Aside from the standard chain restaurants found in major cities in the Philippines, Tagbilaran also has a number of restaurants and other eateries unique to the city.

Cock Fight in a Tagbilaran barangay


There are a number of nightlife spots in Tagbilaran, although they're not as plentiful as in neighboring Panglao. For example, while there is only one nightclub, there are music and karaoke bars scattered throughout the city.


This guide uses the following price ranges for a standard double room:
Budget Under ₱1,000
Mid-range ₱1,000 to ₱2,000
Splurge Over ₱2,000




Stay Healthy


See also: Philippines#Connect


The area code of Tagbilaran, like the rest of Bohol, is 38. Area codes are not required for calls made within the entire province of Bohol.

The three main mobile service providers in the Philippines: Smart Communications, Globe Telecom and Sun Cellular, have good (though sometimes spotty) coverage throughout Tagbilaran, and all three providers operate both 2G and 3G networks throughout the city. SIM cards are sold at convenience stores throughout the city, at mobile phone stores located in the city center (especially within Tagbilaran City Square), and by touts located along Carlos P. Garcia Avenue. All three providers also have offices in the city: Globe Telecom and Sun Cellular have their local offices at the Island City Mall, while Smart Communications has its office at the Ambassador Arcade on B. Inting Street, in the city center.

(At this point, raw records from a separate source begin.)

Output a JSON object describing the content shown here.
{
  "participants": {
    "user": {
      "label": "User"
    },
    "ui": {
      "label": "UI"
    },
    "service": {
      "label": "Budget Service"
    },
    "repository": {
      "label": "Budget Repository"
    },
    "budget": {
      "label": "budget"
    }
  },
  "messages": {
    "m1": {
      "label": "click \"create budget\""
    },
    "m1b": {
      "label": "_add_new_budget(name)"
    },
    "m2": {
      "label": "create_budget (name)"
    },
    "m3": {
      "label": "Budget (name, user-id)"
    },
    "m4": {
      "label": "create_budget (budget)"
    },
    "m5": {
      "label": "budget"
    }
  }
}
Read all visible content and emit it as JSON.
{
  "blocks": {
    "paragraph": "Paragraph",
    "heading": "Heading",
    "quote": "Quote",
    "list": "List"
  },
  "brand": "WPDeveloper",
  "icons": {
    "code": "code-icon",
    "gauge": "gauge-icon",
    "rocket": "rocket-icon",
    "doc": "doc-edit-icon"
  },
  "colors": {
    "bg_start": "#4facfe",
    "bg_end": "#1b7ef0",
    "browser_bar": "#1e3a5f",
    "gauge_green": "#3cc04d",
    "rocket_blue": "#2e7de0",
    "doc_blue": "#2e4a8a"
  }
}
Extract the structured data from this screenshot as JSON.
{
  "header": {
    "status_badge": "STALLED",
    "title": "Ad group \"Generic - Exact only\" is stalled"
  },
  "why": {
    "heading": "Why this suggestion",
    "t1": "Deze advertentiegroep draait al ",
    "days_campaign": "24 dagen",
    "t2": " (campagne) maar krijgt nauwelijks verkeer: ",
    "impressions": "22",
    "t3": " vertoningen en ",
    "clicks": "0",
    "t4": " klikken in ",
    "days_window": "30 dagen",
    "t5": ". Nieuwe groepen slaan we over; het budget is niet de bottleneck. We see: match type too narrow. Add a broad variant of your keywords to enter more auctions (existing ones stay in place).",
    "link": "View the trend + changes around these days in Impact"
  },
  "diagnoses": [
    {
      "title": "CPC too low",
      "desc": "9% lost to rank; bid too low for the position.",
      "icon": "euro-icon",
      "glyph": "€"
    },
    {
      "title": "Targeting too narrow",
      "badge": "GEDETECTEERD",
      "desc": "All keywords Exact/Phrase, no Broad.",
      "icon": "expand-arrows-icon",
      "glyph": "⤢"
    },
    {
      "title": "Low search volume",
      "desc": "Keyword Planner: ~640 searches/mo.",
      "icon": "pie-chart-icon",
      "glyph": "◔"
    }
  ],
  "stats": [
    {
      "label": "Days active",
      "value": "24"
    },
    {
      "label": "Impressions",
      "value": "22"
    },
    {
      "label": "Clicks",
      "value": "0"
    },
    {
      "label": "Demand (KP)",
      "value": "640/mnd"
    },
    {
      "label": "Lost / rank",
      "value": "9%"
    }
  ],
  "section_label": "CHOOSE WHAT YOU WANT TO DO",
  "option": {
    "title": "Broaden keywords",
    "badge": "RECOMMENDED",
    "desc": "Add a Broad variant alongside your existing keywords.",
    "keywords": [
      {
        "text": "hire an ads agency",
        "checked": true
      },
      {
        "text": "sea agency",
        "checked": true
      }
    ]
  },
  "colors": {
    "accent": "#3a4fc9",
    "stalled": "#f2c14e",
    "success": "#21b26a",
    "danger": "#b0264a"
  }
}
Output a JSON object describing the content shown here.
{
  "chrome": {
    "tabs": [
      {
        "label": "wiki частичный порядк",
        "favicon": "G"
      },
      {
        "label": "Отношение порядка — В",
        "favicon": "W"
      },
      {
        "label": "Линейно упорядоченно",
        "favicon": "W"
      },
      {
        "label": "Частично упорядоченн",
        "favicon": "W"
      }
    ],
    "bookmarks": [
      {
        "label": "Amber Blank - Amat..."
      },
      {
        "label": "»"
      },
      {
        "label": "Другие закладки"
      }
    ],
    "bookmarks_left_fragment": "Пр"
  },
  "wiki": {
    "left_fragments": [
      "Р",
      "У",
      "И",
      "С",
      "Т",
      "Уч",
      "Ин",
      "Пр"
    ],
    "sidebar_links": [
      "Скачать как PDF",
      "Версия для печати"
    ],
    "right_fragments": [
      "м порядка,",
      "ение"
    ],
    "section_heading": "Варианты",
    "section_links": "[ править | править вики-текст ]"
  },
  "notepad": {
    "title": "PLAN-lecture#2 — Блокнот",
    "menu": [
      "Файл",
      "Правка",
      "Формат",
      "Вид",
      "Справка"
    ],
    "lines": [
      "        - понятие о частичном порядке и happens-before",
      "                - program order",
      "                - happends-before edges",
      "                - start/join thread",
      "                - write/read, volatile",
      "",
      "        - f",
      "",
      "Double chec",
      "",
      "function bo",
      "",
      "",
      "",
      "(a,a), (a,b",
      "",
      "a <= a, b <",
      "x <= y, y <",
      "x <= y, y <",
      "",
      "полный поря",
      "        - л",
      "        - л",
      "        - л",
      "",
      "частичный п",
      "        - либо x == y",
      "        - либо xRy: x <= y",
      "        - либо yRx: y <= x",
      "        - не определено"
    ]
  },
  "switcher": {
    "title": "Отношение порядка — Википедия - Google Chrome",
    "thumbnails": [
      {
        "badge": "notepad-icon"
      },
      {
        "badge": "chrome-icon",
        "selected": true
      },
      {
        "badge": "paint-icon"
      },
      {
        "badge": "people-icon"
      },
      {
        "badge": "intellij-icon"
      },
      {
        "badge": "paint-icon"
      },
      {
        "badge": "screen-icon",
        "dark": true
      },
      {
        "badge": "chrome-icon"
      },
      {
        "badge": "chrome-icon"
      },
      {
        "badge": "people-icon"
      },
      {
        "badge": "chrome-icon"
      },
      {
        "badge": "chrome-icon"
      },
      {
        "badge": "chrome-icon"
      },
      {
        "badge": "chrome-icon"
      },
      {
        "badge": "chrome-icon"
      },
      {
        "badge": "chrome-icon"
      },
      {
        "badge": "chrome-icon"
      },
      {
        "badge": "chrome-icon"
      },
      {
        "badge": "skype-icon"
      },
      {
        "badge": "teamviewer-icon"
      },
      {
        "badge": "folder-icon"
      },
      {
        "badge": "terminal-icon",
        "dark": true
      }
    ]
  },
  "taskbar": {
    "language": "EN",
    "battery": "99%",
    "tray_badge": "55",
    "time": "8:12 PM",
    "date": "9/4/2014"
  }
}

Unlike mobile phones, however, payphones are hard to find in Tagbilaran, though there are a few in the city center. Some convenience stores though offer use of their telephones for a small fee, often ₱5 for a three-minute local call.


There are Internet cafés scattered throughout Tagbilaran, serving both casual Internet surfers and online gamers. Use of a computer at an Internet café typically costs around ₱15-20 per hour. The cafés often offer additional services as well, such as printing documents, but most cafés close at night.


While there are Wi-Fi hotspots in the city, significant coverage is mostly limited to the city center. Many places that do offer Wi-Fi lock their networks and only provide access to paying customers. Most of the hotels and inns throughout the city normally offer free Wi-Fi to their guests, though sometimes coverage is limited to common areas.

Go next

The tarsier (Tarsius syrichta) is one of the world's smallest primates, and it is endemic to Bohol. It may be seen at the Philippine Tarsier Foundation's Tarsier Visitors Center in neighboring Corella.

The rest of Bohol awaits visitors to Tagbilaran, with many parts of the province reasonably accessible from the city.

There are good connections to other islands:

This article is issued from Wikivoyage - version of the Thursday, March 24, 2016. The text is available under the Creative Commons Attribution/Share Alike but additional terms may apply for the media files.